About the film
An overview of the progressive facilities at a modern coal mine in Scotland, with an emphasis on the steps taken to ensure worker welfare there.
- Release year
- Irene Wilson
- Production company
- G.B. Instructional
- Donald Carter
- Running time (minutes)
- 16 mins 27 secs
'A modern colliery in Scotland, situated in unspoilt country instead of an ugly mining town, has up-to-date machinery, the latest ventilation and safety devices, and new methods in mining practice. The surface buildings of this model colliery are built on symmetrical lines.’
(Films of Britain - British Council Film Department Catalogue - 1947-50)
- When The New Mine was made in 1945, there were around 1000 coal mines operating in the UK. Today, there are less than a dozen.
- Described in The New Mine as a "pit-head of the new world", Comrie Colliery in Fife operated from 1936 to 1986. In spite of the film's optimistic claim that the mine would “stand the test of time”, and comments on the safety of its operations, the Comrie Colliery site is now derelict.

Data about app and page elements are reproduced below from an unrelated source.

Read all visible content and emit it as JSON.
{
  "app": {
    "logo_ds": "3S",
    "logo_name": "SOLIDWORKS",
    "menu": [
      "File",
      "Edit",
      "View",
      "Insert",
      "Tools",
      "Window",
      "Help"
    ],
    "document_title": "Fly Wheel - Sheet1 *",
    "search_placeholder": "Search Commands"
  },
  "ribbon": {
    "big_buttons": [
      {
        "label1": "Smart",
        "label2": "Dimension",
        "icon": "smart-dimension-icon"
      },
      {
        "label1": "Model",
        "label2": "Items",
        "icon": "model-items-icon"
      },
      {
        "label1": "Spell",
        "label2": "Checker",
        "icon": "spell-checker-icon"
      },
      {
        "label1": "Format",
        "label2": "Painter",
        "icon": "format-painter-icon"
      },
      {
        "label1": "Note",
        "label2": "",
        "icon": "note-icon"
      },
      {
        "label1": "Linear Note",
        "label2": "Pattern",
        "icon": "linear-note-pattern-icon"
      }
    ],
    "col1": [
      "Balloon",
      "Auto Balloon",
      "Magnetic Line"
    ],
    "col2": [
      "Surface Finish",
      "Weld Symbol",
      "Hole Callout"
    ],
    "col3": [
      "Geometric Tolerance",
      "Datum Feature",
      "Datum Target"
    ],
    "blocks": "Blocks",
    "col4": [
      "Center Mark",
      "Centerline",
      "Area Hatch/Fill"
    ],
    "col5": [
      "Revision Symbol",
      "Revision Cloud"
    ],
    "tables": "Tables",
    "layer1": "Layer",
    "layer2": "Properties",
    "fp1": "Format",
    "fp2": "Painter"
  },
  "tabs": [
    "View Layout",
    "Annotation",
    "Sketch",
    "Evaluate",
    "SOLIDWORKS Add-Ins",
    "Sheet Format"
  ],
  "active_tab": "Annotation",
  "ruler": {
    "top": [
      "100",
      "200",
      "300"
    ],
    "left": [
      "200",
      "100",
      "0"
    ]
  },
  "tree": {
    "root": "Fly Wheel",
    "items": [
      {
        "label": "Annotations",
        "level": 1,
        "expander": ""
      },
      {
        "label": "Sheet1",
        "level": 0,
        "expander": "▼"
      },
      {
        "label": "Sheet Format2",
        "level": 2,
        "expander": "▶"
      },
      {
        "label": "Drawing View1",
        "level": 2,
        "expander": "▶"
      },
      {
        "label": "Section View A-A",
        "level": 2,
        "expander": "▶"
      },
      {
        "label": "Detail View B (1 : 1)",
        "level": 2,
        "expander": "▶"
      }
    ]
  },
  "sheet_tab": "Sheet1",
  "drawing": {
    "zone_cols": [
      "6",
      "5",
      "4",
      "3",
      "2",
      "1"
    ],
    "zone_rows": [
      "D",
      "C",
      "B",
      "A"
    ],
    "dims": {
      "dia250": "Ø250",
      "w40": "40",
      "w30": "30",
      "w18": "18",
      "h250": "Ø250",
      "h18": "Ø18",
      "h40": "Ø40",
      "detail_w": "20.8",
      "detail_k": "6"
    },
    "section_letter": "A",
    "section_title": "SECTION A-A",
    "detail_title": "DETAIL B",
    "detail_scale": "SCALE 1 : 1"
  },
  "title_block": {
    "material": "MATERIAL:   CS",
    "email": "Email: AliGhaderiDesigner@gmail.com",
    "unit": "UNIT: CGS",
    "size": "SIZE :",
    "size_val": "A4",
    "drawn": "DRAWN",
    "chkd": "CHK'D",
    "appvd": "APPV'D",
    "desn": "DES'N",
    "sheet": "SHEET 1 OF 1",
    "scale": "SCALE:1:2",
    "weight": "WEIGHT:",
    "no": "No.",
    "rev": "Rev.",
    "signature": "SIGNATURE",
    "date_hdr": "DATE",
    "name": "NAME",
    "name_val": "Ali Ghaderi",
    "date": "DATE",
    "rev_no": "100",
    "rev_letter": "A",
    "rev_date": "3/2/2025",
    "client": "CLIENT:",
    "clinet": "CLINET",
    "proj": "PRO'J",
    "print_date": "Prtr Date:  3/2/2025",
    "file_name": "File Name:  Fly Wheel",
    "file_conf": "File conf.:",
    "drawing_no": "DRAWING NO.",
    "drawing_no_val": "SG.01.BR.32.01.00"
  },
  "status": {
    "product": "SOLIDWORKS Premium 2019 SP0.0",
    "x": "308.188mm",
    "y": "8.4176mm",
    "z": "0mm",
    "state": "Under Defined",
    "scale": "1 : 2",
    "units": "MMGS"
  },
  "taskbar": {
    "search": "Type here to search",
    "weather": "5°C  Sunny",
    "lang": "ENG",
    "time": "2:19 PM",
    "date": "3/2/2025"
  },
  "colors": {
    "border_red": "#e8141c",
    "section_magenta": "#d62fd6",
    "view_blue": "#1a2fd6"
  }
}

- Despite The New Mine's praise for the cutting-edge techniques employed at the mine, the disused site was recently described by Fife Council as the "largest area of post-industrial dereliction in West Fife". The land around the mine, clearly discernible from above, is reported to be heavily polluted, contaminated with cyanide, and the 40 metre high pile of coal waste (seen forming in the film) has purportedly been burning since the 1970s. Nonetheless, there has recently been movement towards the redevelopment of the site.